======== Exercise input ========

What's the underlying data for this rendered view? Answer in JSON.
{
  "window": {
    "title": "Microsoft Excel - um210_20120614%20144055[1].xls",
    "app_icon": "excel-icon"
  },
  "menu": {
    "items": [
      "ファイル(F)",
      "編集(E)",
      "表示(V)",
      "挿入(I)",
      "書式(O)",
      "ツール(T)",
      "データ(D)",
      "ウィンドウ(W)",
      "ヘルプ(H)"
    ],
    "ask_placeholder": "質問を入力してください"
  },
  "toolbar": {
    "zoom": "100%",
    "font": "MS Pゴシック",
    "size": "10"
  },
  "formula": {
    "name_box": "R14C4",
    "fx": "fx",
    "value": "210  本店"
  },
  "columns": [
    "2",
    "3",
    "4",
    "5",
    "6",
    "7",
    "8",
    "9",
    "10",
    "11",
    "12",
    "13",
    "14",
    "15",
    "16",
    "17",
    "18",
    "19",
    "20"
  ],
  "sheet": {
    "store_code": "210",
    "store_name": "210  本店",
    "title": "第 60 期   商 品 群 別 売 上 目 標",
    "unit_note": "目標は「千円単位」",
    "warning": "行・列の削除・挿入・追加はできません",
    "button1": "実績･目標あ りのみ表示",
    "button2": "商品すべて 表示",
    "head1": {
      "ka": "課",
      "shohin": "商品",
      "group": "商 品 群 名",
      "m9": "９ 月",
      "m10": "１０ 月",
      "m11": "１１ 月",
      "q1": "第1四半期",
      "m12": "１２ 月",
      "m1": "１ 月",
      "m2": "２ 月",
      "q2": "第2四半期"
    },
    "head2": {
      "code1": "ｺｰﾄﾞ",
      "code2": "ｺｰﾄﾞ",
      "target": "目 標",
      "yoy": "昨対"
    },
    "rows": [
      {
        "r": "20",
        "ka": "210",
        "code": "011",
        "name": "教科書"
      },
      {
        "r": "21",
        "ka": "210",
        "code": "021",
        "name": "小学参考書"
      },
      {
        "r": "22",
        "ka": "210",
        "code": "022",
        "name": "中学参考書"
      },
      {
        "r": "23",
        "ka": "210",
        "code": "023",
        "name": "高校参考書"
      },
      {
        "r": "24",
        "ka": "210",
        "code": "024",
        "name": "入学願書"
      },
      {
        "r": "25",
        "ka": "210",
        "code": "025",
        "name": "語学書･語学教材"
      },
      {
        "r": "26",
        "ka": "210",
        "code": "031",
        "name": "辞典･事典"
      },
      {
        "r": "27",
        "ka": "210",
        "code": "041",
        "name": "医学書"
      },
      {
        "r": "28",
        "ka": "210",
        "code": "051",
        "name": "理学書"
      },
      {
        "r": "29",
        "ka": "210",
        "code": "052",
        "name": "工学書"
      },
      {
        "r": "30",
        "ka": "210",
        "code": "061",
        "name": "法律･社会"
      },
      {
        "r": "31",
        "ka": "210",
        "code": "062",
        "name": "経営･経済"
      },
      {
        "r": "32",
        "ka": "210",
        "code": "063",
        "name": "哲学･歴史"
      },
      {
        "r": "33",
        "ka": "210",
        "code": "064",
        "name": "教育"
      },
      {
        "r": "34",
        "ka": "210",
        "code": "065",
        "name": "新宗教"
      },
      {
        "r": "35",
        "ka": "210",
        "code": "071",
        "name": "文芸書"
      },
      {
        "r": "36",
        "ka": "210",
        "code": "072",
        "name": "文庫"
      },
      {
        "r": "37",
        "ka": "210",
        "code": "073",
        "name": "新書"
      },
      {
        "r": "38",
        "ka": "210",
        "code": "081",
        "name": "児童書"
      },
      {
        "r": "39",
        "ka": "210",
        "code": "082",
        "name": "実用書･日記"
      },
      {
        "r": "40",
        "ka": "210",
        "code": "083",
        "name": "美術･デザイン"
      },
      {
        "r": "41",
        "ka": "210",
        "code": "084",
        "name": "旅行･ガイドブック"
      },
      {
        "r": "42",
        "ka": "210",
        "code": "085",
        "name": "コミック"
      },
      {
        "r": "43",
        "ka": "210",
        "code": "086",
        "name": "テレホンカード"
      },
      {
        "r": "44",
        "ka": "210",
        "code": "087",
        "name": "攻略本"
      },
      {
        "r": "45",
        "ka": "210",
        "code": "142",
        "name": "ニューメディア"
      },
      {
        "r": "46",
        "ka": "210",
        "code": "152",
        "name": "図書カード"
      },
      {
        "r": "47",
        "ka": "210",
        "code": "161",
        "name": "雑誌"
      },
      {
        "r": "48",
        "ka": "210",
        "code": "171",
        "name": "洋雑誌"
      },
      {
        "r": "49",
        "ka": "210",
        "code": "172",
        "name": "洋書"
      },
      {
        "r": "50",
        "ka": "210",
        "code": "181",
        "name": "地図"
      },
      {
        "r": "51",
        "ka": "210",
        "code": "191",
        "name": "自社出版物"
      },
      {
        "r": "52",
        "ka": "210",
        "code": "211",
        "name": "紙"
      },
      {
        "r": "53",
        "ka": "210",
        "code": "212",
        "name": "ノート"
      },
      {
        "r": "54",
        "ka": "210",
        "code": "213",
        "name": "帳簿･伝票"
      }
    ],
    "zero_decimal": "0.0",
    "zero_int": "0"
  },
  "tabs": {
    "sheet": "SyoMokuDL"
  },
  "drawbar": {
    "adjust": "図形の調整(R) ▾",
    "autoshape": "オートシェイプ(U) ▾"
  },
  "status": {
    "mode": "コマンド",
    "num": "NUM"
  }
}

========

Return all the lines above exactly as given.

• [Result for this task]:
What's the underlying data for this rendered view? Answer in JSON.
{
  "window": {
    "title": "Microsoft Excel - um210_20120614%20144055[1].xls",
    "app_icon": "excel-icon"
  },
  "menu": {
    "items": [
      "ファイル(F)",
      "編集(E)",
      "表示(V)",
      "挿入(I)",
      "書式(O)",
      "ツール(T)",
      "データ(D)",
      "ウィンドウ(W)",
      "ヘルプ(H)"
    ],
    "ask_placeholder": "質問を入力してください"
  },
  "toolbar": {
    "zoom": "100%",
    "font": "MS Pゴシック",
    "size": "10"
  },
  "formula": {
    "name_box": "R14C4",
    "fx": "fx",
    "value": "210  本店"
  },
  "columns": [
    "2",
    "3",
    "4",
    "5",
    "6",
    "7",
    "8",
    "9",
    "10",
    "11",
    "12",
    "13",
    "14",
    "15",
    "16",
    "17",
    "18",
    "19",
    "20"
  ],
  "sheet": {
    "store_code": "210",
    "store_name": "210  本店",
    "title": "第 60 期   商 品 群 別 売 上 目 標",
    "unit_note": "目標は「千円単位」",
    "warning": "行・列の削除・挿入・追加はできません",
    "button1": "実績･目標あ りのみ表示",
    "button2": "商品すべて 表示",
    "head1": {
      "ka": "課",
      "shohin": "商品",
      "group": "商 品 群 名",
      "m9": "９ 月",
      "m10": "１０ 月",
      "m11": "１１ 月",
      "q1": "第1四半期",
      "m12": "１２ 月",
      "m1": "１ 月",
      "m2": "２ 月",
      "q2": "第2四半期"
    },
    "head2": {
      "code1": "ｺｰﾄﾞ",
      "code2": "ｺｰﾄﾞ",
      "target": "目 標",
      "yoy": "昨対"
    },
    "rows": [
      {
        "r": "20",
        "ka": "210",
        "code": "011",
        "name": "教科書"
      },
      {
        "r": "21",
        "ka": "210",
        "code": "021",
        "name": "小学参考書"
      },
      {
        "r": "22",
        "ka": "210",
        "code": "022",
        "name": "中学参考書"
      },
      {
        "r": "23",
        "ka": "210",
        "code": "023",
        "name": "高校参考書"
      },
      {
        "r": "24",
        "ka": "210",
        "code": "024",
        "name": "入学願書"
      },
      {
        "r": "25",
        "ka": "210",
        "code": "025",
        "name": "語学書･語学教材"
      },
      {
        "r": "26",
        "ka": "210",
        "code": "031",
        "name": "辞典･事典"
      },
      {
        "r": "27",
        "ka": "210",
        "code": "041",
        "name": "医学書"
      },
      {
        "r": "28",
        "ka": "210",
        "code": "051",
        "name": "理学書"
      },
      {
        "r": "29",
        "ka": "210",
        "code": "052",
        "name": "工学書"
      },
      {
        "r": "30",
        "ka": "210",
        "code": "061",
        "name": "法律･社会"
      },
      {
        "r": "31",
        "ka": "210",
        "code": "062",
        "name": "経営･経済"
      },
      {
        "r": "32",
        "ka": "210",
        "code": "063",
        "name": "哲学･歴史"
      },
      {
        "r": "33",
        "ka": "210",
        "code": "064",
        "name": "教育"
      },
      {
        "r": "34",
        "ka": "210",
        "code": "065",
        "name": "新宗教"
      },
      {
        "r": "35",
        "ka": "210",
        "code": "071",
        "name": "文芸書"
      },
      {
        "r": "36",
        "ka": "210",
        "code": "072",
        "name": "文庫"
      },
      {
        "r": "37",
        "ka": "210",
        "code": "073",
        "name": "新書"
      },
      {
        "r": "38",
        "ka": "210",
        "code": "081",
        "name": "児童書"
      },
      {
        "r": "39",
        "ka": "210",
        "code": "082",
        "name": "実用書･日記"
      },
      {
        "r": "40",
        "ka": "210",
        "code": "083",
        "name": "美術･デザイン"
      },
      {
        "r": "41",
        "ka": "210",
        "code": "084",
        "name": "旅行･ガイドブック"
      },
      {
        "r": "42",
        "ka": "210",
        "code": "085",
        "name": "コミック"
      },
      {
        "r": "43",
        "ka": "210",
        "code": "086",
        "name": "テレホンカード"
      },
      {
        "r": "44",
        "ka": "210",
        "code": "087",
        "name": "攻略本"
      },
      {
        "r": "45",
        "ka": "210",
        "code": "142",
        "name": "ニューメディア"
      },
      {
        "r": "46",
        "ka": "210",
        "code": "152",
        "name": "図書カード"
      },
      {
        "r": "47",
        "ka": "210",
        "code": "161",
        "name": "雑誌"
      },
      {
        "r": "48",
        "ka": "210",
        "code": "171",
        "name": "洋雑誌"
      },
      {
        "r": "49",
        "ka": "210",
        "code": "172",
        "name": "洋書"
      },
      {
        "r": "50",
        "ka": "210",
        "code": "181",
        "name": "地図"
      },
      {
        "r": "51",
        "ka": "210",
        "code": "191",
        "name": "自社出版物"
      },
      {
        "r": "52",
        "ka": "210",
        "code": "211",
        "name": "紙"
      },
      {
        "r": "53",
        "ka": "210",
        "code": "212",
        "name": "ノート"
      },
      {
        "r": "54",
        "ka": "210",
        "code": "213",
        "name": "帳簿･伝票"
      }
    ],
    "zero_decimal": "0.0",
    "zero_int": "0"
  },
  "tabs": {
    "sheet": "SyoMokuDL"
  },
  "drawbar": {
    "adjust": "図形の調整(R) ▾",
    "autoshape": "オートシェイプ(U) ▾"
  },
  "status": {
    "mode": "コマンド",
    "num": "NUM"
  }
}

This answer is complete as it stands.